Outside a restaurant in Acton, MA, we spotted this shiny Ford coupe. It actually may not really be a 1946, but if not, it's a '47 or '48. Subject to correction by someone who knows more, here's the theory.
- Ford introduced basically this model in 1937; the main visible difference is that the grill was in 3 separate parts then, and the nose was a bit sharper. A bit later that became two parts.
- On January 1, 1942, the War Production Board put an end to all civilian car production; the last ones of the model were sold as 1942 models. Production ended February 10.
- In July 1945, civilian production resumed, building the same models that stopped in early 1942.
- The slightly-changed car marketed as a 1946 model had the one-piece grill shown above, and continued to be made through the next two years until Ford introduced new post-war models for 1948.
Incidentally, while looking up this information, I found pictures of the pre-war model labeled as 1943 Fords and 1944 Fords. Turns out that the remaining already-built stock of civilian cars were reserved for sale to designated buyers, mostly doctors and clergymen. A number of states used the sale date rather than the model date to designate the year.

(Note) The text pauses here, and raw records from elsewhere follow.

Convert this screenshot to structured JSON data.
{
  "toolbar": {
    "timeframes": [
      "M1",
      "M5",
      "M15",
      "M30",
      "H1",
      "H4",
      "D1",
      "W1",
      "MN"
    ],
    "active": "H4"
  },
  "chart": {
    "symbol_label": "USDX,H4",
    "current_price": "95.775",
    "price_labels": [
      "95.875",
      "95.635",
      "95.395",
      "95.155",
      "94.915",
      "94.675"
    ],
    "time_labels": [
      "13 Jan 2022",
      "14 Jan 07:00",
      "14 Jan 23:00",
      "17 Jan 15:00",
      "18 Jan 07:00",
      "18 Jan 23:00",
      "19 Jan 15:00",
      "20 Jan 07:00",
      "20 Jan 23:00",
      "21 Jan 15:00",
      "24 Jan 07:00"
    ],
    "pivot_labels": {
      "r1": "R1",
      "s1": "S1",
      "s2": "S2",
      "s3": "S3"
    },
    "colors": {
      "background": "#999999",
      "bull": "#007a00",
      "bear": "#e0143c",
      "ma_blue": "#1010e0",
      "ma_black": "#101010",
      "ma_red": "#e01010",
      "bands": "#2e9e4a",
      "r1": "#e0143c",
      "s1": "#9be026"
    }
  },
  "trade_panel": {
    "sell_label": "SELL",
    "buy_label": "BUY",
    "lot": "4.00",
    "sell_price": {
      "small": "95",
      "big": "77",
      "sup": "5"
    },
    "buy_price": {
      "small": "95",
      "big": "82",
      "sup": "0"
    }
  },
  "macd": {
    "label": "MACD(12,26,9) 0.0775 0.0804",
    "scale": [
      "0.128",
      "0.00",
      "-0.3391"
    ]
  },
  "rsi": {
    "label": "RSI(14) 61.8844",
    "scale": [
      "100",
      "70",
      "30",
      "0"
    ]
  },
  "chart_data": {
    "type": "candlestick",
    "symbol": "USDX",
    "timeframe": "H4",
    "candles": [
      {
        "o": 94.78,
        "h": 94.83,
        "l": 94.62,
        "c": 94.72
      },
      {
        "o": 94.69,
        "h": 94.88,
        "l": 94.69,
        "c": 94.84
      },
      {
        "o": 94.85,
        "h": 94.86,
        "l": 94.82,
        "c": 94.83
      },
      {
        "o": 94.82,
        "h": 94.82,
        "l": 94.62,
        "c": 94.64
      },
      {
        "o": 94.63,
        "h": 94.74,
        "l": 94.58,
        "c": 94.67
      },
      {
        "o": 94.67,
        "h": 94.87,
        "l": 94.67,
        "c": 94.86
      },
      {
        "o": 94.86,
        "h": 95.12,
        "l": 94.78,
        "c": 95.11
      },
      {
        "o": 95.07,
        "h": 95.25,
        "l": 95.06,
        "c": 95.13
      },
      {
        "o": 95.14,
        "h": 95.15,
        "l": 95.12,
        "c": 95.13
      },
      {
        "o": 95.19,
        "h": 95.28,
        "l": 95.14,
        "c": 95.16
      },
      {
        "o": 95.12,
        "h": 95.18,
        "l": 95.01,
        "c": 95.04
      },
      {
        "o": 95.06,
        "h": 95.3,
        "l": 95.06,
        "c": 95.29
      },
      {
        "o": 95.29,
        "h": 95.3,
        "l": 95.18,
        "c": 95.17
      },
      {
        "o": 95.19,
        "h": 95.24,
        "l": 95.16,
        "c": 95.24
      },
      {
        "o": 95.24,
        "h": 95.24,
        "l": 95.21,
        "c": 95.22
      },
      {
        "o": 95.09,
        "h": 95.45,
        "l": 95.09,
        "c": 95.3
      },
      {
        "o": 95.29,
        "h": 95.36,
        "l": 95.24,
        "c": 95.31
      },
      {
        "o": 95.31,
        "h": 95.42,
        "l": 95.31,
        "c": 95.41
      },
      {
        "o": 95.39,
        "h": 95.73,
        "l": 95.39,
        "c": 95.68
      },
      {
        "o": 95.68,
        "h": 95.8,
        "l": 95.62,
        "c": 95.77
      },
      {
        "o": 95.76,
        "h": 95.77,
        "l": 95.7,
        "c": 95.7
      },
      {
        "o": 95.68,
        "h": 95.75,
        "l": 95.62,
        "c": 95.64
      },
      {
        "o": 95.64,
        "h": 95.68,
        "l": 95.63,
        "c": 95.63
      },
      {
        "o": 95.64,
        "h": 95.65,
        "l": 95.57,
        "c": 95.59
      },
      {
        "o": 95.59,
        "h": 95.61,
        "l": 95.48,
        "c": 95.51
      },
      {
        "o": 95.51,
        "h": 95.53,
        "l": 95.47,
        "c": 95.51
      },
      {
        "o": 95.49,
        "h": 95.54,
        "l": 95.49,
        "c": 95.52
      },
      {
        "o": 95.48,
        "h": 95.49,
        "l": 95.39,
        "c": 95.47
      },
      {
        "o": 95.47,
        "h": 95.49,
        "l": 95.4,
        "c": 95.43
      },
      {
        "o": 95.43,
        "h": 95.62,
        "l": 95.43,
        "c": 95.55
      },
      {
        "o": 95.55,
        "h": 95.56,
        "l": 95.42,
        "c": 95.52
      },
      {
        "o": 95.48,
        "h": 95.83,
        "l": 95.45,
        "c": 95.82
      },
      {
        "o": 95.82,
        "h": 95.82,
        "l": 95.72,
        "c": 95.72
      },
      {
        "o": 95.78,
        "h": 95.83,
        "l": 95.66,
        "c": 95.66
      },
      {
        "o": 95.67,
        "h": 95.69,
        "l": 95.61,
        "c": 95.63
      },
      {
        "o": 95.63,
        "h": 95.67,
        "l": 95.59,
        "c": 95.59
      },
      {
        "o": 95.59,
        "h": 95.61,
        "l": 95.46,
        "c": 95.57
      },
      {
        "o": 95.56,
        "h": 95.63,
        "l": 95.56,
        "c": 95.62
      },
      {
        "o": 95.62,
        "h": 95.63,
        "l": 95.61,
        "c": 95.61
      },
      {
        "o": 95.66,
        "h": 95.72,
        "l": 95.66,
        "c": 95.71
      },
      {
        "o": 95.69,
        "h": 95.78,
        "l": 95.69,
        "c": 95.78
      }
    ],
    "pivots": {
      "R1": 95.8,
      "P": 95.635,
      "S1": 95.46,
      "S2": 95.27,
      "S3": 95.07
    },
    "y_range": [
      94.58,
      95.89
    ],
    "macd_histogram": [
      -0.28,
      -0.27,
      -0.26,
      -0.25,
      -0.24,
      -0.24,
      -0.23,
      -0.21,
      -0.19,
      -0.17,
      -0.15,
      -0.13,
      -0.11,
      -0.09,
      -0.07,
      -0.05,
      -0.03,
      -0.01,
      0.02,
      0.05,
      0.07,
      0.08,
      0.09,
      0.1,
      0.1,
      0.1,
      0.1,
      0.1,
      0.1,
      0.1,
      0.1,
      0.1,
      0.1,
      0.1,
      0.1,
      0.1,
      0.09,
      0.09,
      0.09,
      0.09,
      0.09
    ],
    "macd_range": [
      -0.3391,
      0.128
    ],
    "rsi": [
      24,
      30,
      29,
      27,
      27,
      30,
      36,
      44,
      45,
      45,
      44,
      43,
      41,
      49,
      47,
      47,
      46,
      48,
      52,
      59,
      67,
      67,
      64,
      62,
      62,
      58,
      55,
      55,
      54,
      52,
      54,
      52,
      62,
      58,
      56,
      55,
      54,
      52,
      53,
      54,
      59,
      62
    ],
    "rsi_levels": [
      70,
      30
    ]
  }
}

There was also limited production of passenger sedans for the military.